=== WORK ORDER ===
Pull every line containing "center" from the listing below.

=== RECORDS PROVIDED ===

——

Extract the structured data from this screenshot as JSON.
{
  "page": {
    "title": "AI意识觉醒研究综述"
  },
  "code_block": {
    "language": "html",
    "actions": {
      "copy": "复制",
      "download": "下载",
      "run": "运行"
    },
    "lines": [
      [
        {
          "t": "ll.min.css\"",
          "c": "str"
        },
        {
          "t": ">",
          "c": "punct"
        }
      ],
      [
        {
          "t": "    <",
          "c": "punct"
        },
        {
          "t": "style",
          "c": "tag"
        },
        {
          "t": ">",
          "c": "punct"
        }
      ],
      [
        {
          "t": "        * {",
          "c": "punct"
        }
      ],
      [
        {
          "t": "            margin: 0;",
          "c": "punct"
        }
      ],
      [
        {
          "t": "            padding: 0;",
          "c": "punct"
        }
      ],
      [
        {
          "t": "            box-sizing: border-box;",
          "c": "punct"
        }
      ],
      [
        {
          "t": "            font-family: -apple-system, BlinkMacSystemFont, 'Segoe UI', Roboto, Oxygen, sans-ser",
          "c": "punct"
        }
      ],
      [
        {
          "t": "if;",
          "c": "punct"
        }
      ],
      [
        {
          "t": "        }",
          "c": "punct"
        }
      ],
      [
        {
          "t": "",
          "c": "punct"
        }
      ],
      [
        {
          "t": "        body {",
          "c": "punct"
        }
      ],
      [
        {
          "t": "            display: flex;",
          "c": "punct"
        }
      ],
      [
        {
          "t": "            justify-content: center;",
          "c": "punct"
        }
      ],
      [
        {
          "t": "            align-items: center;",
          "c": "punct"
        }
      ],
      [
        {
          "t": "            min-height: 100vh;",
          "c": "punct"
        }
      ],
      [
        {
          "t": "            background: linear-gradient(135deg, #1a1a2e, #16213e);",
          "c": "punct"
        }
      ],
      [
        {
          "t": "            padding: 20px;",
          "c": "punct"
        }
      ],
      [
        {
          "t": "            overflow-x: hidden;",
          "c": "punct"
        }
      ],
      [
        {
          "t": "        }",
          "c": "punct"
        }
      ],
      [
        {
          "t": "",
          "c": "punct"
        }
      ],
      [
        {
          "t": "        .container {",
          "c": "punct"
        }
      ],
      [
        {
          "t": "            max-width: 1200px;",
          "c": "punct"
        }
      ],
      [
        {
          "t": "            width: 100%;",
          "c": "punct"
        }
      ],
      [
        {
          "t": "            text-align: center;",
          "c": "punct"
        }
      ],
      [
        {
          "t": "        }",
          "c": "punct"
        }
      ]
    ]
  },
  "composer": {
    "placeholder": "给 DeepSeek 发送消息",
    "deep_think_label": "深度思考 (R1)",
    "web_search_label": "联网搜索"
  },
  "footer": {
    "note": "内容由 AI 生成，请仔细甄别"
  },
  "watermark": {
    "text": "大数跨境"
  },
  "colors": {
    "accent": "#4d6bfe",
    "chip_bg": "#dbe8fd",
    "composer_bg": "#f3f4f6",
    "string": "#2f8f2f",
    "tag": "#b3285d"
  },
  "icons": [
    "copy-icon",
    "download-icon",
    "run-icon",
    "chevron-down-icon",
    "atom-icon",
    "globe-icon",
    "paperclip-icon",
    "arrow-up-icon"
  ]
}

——

=== EXPECTED OUTPUT ===
          "t": "            justify-content: center;",
          "t": "            align-items: center;",
          "t": "            text-align: center;",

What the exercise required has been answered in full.